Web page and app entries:
-- Opening Marker --

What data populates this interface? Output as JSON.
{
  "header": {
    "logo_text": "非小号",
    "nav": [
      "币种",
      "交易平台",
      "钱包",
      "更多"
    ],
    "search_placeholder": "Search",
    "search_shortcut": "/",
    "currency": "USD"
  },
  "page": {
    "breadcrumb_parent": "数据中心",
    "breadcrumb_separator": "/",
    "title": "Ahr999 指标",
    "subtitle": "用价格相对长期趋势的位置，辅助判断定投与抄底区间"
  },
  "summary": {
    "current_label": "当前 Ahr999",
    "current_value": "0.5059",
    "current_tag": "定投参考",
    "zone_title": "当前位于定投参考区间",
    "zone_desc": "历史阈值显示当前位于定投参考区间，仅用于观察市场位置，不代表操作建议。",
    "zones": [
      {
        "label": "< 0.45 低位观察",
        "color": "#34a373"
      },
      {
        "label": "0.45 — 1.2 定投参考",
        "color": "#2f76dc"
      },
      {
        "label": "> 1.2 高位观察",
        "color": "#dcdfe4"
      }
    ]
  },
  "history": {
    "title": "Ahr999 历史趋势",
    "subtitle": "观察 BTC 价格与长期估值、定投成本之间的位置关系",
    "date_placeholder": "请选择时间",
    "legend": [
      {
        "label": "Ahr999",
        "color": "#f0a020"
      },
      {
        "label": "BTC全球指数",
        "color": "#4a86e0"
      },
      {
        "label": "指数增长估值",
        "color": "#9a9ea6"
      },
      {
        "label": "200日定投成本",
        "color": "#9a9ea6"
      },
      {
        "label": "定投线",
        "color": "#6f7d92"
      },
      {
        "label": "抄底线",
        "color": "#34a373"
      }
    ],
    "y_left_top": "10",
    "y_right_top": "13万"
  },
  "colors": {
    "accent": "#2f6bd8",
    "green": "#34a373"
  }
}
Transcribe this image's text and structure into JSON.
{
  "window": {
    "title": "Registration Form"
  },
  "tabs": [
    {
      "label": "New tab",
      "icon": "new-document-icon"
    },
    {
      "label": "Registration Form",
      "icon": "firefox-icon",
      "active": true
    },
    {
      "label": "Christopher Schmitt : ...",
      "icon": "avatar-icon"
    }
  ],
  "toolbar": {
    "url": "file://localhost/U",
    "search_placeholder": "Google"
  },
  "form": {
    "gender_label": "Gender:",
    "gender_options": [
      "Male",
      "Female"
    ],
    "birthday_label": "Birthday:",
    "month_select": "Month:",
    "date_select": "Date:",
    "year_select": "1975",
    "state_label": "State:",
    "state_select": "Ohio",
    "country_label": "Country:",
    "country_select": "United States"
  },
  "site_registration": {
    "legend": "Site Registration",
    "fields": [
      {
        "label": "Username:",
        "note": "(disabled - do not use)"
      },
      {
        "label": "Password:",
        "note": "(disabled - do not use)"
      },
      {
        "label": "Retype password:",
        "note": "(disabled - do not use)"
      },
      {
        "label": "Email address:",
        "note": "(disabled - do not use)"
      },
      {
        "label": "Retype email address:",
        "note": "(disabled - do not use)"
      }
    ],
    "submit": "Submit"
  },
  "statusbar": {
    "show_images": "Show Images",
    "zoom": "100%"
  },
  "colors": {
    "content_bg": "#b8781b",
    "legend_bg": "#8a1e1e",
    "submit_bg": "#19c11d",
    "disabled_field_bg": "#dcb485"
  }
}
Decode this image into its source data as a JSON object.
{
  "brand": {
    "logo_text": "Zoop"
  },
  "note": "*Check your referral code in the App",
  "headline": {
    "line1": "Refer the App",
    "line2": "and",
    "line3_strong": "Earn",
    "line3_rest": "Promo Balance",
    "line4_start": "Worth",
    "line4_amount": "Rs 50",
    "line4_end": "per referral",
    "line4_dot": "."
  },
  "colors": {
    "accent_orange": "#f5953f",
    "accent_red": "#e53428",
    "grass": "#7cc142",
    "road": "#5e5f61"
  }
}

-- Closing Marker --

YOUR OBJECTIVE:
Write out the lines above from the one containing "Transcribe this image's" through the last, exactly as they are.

COMPLETED EXERCISE:
Transcribe this image's text and structure into JSON.
{
  "window": {
    "title": "Registration Form"
  },
  "tabs": [
    {
      "label": "New tab",
      "icon": "new-document-icon"
    },
    {
      "label": "Registration Form",
      "icon": "firefox-icon",
      "active": true
    },
    {
      "label": "Christopher Schmitt : ...",
      "icon": "avatar-icon"
    }
  ],
  "toolbar": {
    "url": "file://localhost/U",
    "search_placeholder": "Google"
  },
  "form": {
    "gender_label": "Gender:",
    "gender_options": [
      "Male",
      "Female"
    ],
    "birthday_label": "Birthday:",
    "month_select": "Month:",
    "date_select": "Date:",
    "year_select": "1975",
    "state_label": "State:",
    "state_select": "Ohio",
    "country_label": "Country:",
    "country_select": "United States"
  },
  "site_registration": {
    "legend": "Site Registration",
    "fields": [
      {
        "label": "Username:",
        "note": "(disabled - do not use)"
      },
      {
        "label": "Password:",
        "note": "(disabled - do not use)"
      },
      {
        "label": "Retype password:",
        "note": "(disabled - do not use)"
      },
      {
        "label": "Email address:",
        "note": "(disabled - do not use)"
      },
      {
        "label": "Retype email address:",
        "note": "(disabled - do not use)"
      }
    ],
    "submit": "Submit"
  },
  "statusbar": {
    "show_images": "Show Images",
    "zoom": "100%"
  },
  "colors": {
    "content_bg": "#b8781b",
    "legend_bg": "#8a1e1e",
    "submit_bg": "#19c11d",
    "disabled_field_bg": "#dcb485"
  }
}
Decode this image into its source data as a JSON object.
{
  "brand": {
    "logo_text": "Zoop"
  },
  "note": "*Check your referral code in the App",
  "headline": {
    "line1": "Refer the App",
    "line2": "and",
    "line3_strong": "Earn",
    "line3_rest": "Promo Balance",
    "line4_start": "Worth",
    "line4_amount": "Rs 50",
    "line4_end": "per referral",
    "line4_dot": "."
  },
  "colors": {
    "accent_orange": "#f5953f",
    "accent_red": "#e53428",
    "grass": "#7cc142",
    "road": "#5e5f61"
  }
}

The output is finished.